About this task. Output all entries verbatim, dropping pictures.

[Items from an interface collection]
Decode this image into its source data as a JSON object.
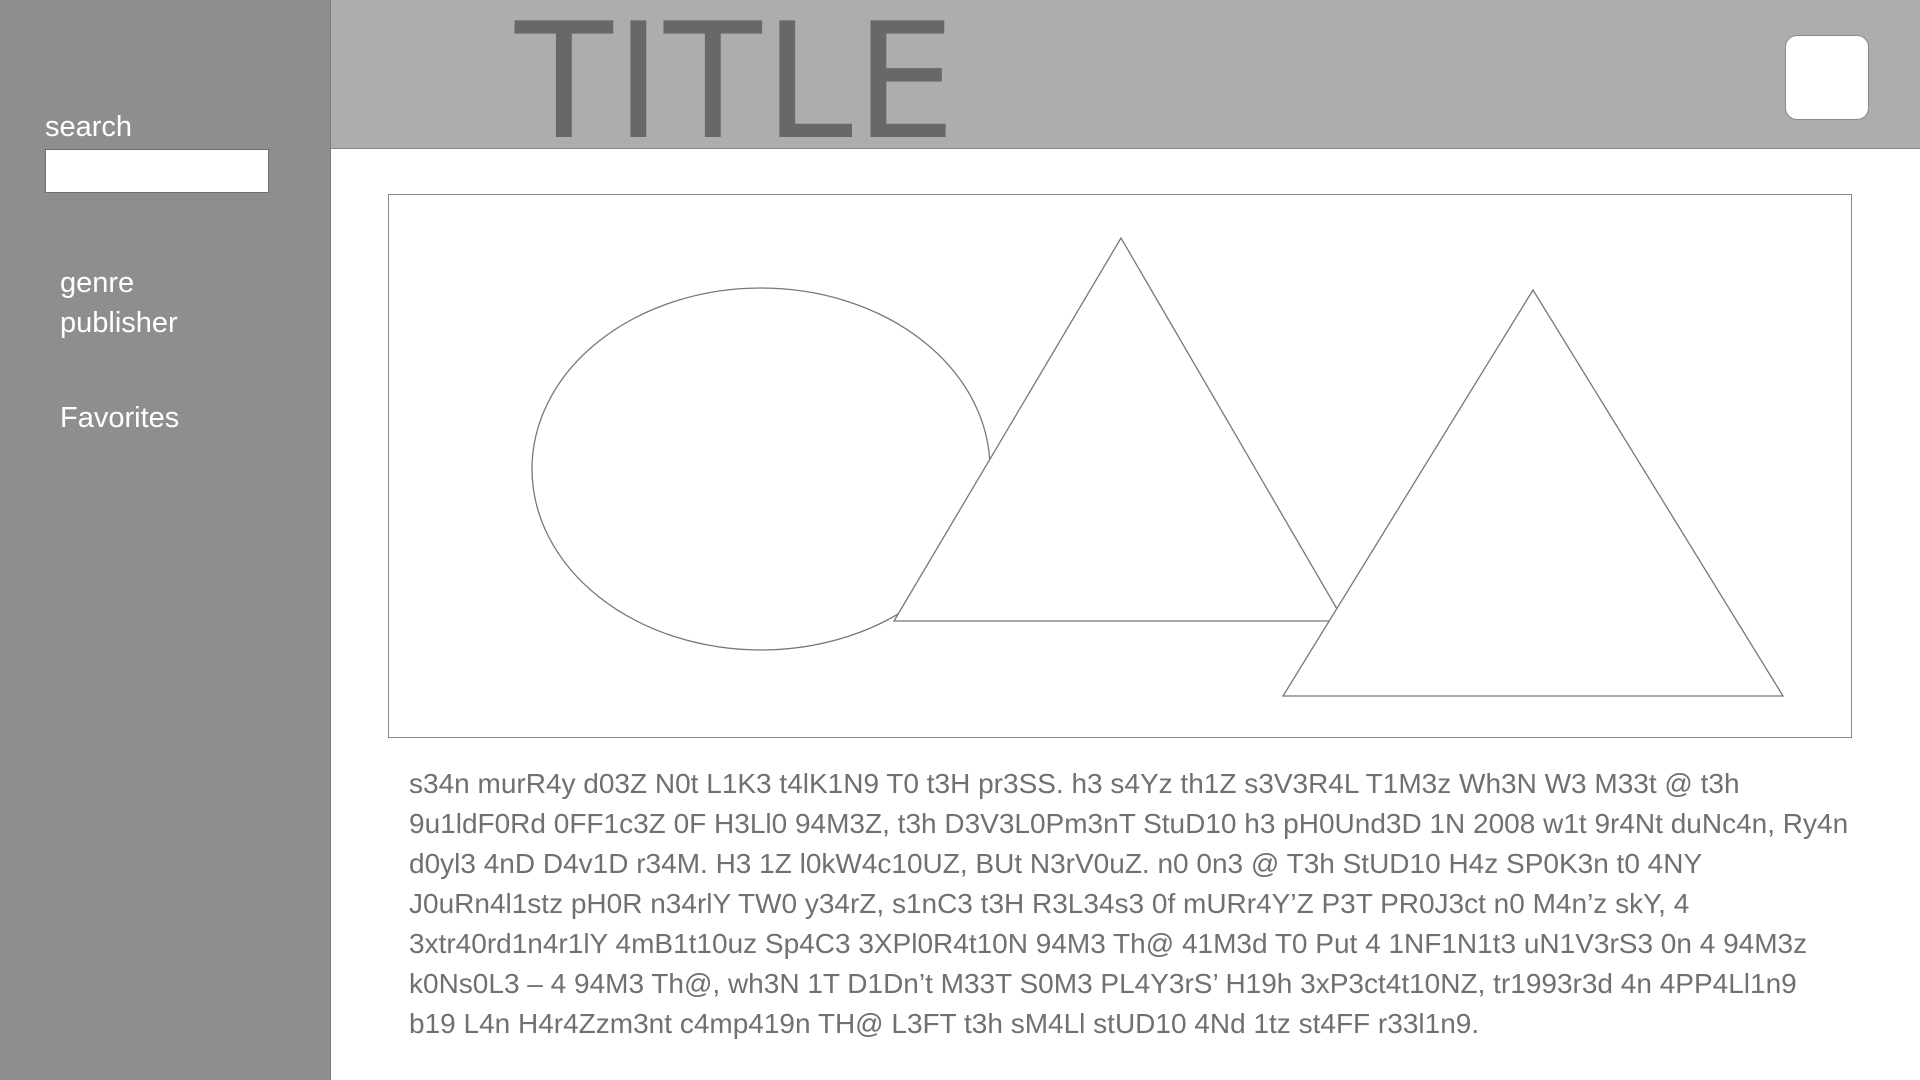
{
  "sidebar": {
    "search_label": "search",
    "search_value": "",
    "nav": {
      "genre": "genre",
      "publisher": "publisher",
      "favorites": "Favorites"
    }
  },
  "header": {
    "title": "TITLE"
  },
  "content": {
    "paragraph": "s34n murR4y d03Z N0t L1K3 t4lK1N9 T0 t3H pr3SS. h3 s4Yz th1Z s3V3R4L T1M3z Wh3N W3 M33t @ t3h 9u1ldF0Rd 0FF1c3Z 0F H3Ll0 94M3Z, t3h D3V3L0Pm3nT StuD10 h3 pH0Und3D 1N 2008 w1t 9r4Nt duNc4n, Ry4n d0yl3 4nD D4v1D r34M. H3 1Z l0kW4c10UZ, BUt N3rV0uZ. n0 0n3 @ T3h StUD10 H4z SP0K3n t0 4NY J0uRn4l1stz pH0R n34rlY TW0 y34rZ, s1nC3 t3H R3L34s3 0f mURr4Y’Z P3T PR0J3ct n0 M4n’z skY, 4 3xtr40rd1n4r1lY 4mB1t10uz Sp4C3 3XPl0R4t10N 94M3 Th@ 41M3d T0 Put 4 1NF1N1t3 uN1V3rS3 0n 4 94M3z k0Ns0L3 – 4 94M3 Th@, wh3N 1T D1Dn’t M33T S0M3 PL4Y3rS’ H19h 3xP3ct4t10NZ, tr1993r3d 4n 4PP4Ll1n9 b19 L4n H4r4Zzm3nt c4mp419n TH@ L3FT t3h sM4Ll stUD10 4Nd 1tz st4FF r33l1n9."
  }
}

Exercise solution.
Decode this image into its source data as a JSON object.
{
  "sidebar": {
    "search_label": "search",
    "search_value": "",
    "nav": {
      "genre": "genre",
      "publisher": "publisher",
      "favorites": "Favorites"
    }
  },
  "header": {
    "title": "TITLE"
  },
  "content": {
    "paragraph": "s34n murR4y d03Z N0t L1K3 t4lK1N9 T0 t3H pr3SS. h3 s4Yz th1Z s3V3R4L T1M3z Wh3N W3 M33t @ t3h 9u1ldF0Rd 0FF1c3Z 0F H3Ll0 94M3Z, t3h D3V3L0Pm3nT StuD10 h3 pH0Und3D 1N 2008 w1t 9r4Nt duNc4n, Ry4n d0yl3 4nD D4v1D r34M. H3 1Z l0kW4c10UZ, BUt N3rV0uZ. n0 0n3 @ T3h StUD10 H4z SP0K3n t0 4NY J0uRn4l1stz pH0R n34rlY TW0 y34rZ, s1nC3 t3H R3L34s3 0f mURr4Y’Z P3T PR0J3ct n0 M4n’z skY, 4 3xtr40rd1n4r1lY 4mB1t10uz Sp4C3 3XPl0R4t10N 94M3 Th@ 41M3d T0 Put 4 1NF1N1t3 uN1V3rS3 0n 4 94M3z k0Ns0L3 – 4 94M3 Th@, wh3N 1T D1Dn’t M33T S0M3 PL4Y3rS’ H19h 3xP3ct4t10NZ, tr1993r3d 4n 4PP4Ll1n9 b19 L4n H4r4Zzm3nt c4mp419n TH@ L3FT t3h sM4Ll stUD10 4Nd 1tz st4FF r33l1n9."
  }
}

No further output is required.